● **Task directions**
Look through the entries below, please, and copy every line with the word "Oxylabs".

---------- Supplied entries

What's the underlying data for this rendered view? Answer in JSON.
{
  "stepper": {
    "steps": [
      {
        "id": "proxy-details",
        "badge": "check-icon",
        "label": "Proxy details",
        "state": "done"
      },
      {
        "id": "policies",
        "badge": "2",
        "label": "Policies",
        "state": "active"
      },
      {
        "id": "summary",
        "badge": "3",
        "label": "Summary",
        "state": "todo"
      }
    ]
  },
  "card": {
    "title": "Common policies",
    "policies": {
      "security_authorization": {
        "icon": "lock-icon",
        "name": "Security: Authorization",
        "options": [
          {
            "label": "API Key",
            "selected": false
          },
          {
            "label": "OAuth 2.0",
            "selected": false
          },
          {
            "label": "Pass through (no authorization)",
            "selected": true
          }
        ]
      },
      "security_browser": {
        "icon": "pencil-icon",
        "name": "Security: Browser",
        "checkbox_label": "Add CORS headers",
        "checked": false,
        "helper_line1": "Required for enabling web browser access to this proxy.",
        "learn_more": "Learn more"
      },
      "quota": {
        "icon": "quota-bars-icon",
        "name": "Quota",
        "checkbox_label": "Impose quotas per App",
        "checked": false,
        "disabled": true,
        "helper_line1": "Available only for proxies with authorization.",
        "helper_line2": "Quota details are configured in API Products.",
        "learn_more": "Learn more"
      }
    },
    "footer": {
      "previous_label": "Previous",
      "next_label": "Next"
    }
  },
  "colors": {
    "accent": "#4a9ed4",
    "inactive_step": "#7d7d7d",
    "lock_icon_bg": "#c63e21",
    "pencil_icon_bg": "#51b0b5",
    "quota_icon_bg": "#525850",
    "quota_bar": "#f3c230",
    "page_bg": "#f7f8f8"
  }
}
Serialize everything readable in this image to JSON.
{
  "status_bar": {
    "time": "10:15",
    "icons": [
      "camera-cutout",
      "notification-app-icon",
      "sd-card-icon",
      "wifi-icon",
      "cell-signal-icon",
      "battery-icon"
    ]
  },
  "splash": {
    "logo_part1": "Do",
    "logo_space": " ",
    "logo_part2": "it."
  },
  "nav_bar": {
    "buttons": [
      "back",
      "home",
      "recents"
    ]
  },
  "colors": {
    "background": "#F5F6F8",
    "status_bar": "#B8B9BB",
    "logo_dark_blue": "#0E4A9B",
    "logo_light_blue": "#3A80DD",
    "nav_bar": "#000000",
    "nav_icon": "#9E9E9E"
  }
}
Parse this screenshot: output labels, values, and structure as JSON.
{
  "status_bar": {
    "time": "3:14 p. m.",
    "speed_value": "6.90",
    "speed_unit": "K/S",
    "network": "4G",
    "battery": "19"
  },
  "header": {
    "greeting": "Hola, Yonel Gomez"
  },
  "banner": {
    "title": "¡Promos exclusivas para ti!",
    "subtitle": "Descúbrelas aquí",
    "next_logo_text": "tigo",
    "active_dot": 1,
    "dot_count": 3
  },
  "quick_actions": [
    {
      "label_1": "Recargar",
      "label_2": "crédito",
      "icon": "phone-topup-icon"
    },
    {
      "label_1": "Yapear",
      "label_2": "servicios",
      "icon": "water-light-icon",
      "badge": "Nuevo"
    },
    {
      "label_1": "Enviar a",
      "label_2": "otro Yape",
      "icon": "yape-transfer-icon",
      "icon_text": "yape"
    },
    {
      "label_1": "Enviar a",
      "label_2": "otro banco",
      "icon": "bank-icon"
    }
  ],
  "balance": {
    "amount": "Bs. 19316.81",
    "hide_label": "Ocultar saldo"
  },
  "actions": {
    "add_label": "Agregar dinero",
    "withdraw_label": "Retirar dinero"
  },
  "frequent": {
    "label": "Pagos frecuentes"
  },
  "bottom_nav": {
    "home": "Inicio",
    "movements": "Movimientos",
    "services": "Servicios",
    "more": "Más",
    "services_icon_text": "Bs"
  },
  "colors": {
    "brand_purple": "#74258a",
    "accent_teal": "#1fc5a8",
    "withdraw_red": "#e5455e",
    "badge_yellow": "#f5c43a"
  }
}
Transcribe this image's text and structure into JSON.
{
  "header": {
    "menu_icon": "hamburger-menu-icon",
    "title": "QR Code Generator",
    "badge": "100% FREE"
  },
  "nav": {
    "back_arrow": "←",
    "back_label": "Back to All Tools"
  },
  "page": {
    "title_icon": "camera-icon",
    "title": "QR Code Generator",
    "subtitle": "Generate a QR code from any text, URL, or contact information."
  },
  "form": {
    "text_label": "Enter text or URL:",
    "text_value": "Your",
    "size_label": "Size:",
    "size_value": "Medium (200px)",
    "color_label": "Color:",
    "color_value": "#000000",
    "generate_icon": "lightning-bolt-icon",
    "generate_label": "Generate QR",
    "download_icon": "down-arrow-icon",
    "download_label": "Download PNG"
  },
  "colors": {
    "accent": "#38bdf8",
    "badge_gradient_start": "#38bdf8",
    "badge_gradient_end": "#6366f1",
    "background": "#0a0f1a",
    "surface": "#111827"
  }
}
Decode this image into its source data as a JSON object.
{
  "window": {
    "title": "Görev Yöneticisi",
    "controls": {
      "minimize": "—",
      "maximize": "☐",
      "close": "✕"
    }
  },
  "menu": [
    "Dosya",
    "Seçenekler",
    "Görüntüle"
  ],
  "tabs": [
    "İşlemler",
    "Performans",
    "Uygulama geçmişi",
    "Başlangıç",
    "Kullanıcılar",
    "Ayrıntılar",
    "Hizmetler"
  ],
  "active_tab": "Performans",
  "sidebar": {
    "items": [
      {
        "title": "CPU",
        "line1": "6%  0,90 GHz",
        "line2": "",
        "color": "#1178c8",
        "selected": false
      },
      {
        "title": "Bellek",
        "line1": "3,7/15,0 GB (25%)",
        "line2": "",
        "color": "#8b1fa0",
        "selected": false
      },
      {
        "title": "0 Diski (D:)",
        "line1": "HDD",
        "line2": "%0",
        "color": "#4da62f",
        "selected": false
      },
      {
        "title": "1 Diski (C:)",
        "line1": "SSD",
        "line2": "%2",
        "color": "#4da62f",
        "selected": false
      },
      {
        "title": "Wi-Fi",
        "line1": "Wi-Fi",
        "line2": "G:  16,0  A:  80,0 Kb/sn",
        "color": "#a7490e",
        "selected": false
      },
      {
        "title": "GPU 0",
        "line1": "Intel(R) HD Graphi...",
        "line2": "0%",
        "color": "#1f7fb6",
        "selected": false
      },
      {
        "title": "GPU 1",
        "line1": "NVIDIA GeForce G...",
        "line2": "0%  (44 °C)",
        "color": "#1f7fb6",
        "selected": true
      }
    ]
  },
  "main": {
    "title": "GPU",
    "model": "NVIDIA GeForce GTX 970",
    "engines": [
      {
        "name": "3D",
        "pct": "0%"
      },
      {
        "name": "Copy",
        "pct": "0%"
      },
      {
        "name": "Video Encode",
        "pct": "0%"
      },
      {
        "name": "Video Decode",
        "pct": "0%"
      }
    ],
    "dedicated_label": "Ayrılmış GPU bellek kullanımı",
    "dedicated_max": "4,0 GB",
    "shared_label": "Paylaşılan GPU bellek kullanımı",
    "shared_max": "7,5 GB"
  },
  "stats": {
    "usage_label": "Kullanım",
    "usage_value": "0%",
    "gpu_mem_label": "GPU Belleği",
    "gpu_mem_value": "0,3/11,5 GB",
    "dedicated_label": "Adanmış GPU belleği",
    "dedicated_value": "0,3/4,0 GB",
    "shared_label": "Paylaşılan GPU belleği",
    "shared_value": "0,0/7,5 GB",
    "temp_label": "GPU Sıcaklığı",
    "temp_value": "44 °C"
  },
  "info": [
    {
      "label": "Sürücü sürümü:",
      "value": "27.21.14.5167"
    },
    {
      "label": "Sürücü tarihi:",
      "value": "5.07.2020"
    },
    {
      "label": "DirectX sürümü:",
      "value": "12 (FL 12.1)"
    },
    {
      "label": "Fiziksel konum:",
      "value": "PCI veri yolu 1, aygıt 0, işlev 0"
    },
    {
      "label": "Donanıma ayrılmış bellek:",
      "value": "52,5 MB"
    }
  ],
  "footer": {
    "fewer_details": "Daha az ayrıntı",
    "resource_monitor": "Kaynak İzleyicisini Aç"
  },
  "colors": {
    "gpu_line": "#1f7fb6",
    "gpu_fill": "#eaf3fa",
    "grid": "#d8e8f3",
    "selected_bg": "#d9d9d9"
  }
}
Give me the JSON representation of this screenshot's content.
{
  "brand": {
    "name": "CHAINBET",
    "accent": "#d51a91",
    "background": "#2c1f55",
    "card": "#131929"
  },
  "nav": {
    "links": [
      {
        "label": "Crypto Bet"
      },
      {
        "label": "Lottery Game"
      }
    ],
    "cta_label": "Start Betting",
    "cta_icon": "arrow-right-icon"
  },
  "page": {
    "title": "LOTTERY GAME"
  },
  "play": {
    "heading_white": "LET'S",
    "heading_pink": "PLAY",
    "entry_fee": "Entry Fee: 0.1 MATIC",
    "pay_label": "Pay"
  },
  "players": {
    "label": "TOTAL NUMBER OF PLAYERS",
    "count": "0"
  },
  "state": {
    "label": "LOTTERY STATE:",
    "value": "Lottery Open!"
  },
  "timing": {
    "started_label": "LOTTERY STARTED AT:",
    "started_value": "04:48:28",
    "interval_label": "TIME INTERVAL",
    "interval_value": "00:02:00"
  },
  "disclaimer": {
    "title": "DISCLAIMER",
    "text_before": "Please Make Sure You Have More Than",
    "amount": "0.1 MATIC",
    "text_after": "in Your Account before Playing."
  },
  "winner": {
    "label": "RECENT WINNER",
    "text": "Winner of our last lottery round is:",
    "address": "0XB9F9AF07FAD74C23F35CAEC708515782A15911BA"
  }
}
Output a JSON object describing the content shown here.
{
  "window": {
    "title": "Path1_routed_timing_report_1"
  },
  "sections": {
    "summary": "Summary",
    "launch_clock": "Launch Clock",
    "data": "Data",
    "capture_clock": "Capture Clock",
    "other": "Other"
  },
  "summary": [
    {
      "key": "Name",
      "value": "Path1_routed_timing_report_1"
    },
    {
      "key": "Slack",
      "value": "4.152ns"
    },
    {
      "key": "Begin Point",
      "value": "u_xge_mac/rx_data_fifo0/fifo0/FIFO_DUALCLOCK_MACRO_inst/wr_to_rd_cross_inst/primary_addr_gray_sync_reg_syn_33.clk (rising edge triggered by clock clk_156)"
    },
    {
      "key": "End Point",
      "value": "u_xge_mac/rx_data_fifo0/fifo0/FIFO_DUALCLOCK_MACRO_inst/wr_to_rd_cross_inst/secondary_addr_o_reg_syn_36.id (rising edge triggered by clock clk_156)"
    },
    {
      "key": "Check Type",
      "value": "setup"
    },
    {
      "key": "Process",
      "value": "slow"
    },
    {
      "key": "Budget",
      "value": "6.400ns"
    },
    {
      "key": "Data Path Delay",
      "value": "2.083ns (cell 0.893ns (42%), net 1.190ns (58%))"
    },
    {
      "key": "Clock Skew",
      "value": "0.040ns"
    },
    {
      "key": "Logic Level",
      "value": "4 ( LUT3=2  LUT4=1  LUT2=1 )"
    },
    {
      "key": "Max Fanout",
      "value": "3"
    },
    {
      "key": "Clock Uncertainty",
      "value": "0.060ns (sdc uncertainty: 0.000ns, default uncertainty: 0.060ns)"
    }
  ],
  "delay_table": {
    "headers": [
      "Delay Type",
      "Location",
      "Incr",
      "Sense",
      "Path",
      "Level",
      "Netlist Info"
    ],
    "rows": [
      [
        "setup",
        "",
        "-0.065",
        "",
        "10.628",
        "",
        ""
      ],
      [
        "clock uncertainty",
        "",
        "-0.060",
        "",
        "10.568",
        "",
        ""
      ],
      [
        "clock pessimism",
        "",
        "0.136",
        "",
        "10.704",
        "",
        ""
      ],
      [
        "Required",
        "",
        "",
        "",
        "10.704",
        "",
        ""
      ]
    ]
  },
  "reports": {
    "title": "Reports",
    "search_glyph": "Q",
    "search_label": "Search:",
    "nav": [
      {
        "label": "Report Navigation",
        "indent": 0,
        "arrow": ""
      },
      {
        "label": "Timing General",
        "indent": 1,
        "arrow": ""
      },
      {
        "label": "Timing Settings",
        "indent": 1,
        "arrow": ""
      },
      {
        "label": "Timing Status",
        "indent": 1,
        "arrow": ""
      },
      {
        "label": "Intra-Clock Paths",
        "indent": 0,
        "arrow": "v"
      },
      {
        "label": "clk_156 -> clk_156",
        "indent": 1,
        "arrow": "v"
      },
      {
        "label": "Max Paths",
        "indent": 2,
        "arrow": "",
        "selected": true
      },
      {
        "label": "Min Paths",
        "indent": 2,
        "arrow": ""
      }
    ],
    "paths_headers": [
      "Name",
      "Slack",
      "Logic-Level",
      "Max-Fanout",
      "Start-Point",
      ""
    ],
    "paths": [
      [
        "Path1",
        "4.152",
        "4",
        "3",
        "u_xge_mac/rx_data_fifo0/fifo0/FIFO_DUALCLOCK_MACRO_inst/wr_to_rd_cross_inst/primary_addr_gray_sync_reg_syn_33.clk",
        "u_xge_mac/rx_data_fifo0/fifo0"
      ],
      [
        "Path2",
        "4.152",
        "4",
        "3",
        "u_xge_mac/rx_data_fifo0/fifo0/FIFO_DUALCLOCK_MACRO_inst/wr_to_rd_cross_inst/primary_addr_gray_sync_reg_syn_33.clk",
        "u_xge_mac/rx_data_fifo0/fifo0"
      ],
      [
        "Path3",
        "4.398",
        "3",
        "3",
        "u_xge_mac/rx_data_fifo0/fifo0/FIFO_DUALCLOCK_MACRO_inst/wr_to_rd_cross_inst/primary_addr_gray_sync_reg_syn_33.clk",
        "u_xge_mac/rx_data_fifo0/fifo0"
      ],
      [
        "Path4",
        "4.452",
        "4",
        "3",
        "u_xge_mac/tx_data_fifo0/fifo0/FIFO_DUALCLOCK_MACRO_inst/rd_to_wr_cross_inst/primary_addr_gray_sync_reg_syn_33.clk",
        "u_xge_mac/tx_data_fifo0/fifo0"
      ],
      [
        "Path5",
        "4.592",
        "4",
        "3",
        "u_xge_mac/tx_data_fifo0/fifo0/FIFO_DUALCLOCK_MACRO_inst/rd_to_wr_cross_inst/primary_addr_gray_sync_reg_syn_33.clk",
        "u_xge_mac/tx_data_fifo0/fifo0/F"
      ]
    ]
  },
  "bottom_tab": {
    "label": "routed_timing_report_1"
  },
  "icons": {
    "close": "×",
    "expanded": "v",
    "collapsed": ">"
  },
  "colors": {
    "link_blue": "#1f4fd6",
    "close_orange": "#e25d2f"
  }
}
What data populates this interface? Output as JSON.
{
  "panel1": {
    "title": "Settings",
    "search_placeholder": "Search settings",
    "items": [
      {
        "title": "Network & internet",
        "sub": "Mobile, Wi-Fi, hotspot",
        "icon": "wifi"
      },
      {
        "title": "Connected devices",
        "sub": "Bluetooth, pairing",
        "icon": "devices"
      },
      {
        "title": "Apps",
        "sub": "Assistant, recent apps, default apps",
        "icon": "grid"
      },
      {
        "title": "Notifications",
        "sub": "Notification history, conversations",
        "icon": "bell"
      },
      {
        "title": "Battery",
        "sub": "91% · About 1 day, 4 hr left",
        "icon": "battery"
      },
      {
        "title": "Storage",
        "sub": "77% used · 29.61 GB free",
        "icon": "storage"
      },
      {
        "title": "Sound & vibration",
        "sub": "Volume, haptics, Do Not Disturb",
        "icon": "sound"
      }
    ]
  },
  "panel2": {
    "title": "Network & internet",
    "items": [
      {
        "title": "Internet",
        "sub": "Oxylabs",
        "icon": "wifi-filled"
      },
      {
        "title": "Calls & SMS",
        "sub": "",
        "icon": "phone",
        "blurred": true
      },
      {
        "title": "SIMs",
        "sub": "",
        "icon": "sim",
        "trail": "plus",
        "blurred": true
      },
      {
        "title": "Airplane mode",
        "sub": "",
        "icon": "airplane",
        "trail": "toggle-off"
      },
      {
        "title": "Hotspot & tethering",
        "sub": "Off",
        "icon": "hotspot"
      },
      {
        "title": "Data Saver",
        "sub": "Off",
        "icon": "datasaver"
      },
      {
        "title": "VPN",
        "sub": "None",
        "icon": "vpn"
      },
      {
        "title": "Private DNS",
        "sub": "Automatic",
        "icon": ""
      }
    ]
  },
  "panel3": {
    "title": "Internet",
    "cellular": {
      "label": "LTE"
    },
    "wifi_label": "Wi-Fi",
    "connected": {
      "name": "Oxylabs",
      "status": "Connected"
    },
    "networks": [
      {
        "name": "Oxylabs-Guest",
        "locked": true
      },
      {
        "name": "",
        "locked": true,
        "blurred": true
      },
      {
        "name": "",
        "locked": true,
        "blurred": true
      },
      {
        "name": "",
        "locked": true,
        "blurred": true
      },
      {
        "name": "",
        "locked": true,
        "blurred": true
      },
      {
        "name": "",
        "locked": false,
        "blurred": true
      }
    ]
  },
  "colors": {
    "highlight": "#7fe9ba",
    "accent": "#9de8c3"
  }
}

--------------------

● **Written reply**
        "sub": "Oxylabs",
      "name": "Oxylabs",
        "name": "Oxylabs-Guest",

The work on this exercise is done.